In reading the lives of the saints, I saw that their lives were the answer to the question I had of how I was supposed to live out this desire to give everything and follow the Lord. Some of my favorite saints (and almost-saints) are St. Therese of Lisieux, St. Catherine of Siena, St. Faustina, and Fr. Walter Ciszek. Their lives inspired me to see that these desires I had were an invitation from the Lord to live the religious life, as they were all religious themselves.

It was in meeting the Dominicans that I found a community that matched the desires for the priesthood and religious life that the Lord had been placing on my heart. When four of the brothers came to give a talk to the Midshipmen at the Naval Academy (where I’m currently serving as a FOCUS missionary) this past October, it was especially their joy and brotherhood that captivated me. This encounter inspired me to sign up for the upcoming Come and See retreat. It was on this weekend that I felt the call to apply for the novitiate.

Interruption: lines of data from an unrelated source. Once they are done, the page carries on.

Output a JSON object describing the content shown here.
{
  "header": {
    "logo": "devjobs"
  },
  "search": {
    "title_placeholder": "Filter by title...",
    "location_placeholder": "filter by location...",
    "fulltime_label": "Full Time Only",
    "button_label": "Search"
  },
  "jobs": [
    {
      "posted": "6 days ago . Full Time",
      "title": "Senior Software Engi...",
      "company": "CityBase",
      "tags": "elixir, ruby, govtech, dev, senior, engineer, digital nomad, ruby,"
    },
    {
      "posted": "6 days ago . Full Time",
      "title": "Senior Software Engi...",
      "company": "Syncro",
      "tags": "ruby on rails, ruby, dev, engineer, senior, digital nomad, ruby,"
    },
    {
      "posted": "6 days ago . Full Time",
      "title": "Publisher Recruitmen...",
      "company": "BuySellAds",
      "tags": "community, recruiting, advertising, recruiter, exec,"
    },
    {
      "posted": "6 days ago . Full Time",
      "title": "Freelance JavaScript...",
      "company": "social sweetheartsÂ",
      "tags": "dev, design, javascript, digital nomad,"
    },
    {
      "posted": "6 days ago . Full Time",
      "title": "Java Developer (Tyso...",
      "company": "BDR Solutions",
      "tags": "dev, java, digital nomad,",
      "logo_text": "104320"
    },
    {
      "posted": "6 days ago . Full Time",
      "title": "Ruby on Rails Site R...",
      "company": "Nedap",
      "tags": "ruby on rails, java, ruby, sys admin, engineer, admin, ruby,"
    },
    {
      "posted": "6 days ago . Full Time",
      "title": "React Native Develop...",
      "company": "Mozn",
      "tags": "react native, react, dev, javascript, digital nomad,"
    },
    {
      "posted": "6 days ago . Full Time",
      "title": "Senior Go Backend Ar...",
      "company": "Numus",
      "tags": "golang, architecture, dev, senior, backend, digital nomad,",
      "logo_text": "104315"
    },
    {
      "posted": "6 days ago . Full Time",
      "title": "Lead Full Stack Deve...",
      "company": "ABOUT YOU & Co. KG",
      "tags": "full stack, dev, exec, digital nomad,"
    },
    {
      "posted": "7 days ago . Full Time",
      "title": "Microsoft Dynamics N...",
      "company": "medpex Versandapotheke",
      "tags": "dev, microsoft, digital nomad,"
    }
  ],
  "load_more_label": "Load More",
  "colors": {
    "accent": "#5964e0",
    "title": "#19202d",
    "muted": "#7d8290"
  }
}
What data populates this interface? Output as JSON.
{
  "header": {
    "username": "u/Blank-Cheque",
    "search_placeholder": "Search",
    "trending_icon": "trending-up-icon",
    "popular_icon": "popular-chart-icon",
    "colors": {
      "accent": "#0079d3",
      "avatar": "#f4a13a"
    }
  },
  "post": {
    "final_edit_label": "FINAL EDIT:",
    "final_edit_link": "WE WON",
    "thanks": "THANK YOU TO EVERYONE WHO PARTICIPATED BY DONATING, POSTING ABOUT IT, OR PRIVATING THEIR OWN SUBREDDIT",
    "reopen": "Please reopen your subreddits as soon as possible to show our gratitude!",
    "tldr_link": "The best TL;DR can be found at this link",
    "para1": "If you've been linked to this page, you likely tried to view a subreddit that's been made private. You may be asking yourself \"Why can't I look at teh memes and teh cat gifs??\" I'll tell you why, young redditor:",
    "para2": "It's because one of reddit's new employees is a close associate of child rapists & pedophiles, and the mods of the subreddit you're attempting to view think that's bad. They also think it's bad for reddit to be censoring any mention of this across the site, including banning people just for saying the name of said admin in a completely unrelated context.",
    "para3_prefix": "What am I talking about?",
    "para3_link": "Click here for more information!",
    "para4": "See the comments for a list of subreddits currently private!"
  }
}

The opportunity to enter into the lives of the Dominicans during that weekend (in the chanted Divine Office, Mass, meals in the refectory, evening social events, etc.) was powerful. Reflecting on my experience, I was struck by the holiness of the brothers. Seeing them in the chapel, at meals, while spending time together, etc., I was filled with a desire to be like them. I thought to myself, “This is the type of man I want to become.” It was also incredible to see their brotherhood and how they welcomed the discerners on the retreat into it. There was a moment during the Sunday brunch when I was sitting at a table with five of the brothers, and their joy and charity were so incredible, that I felt like I was one of them. I truly saw what the Lord meant when He said that in leaving family and friends to follow Him more closely, you will receive in return a hundredfold and inherit eternal life (cf. Mt. 19:29). Also, learning about the history of the Order and the way of life of Dominicans combined with witnessing the men that that Order and life produced, I could see that it was a beautiful and proven path to holiness that I also wanted to be part of. Hearing more about the mission and charism of the Order was also powerful. I loved how Dominicans assiduously study and contemplate the truths of the faith, yet all of this is ordered towards preaching for the salvation of souls. My own prayer life and spirituality are very similar, and I could see myself fitting in well with their life and mission. Another moment on the Come and See weekend that stood out to me was that as I was going to bed, I could hear some of the other men walking around in the halls as they prepared for bed. And I couldn’t help but feel at home; I felt like part of a family with many siblings, and it was beautiful and filled my soul with peace. For the first time since I began to consider and desire the priesthood, I encountered a community and a way of life to which I desired to give my full “Yes” to the Lord in pursuing. All of my experiences with the Dominicans since this retreat and in the application process have confirmed in me this desire to enter the novitiate with the Order.

Get Updated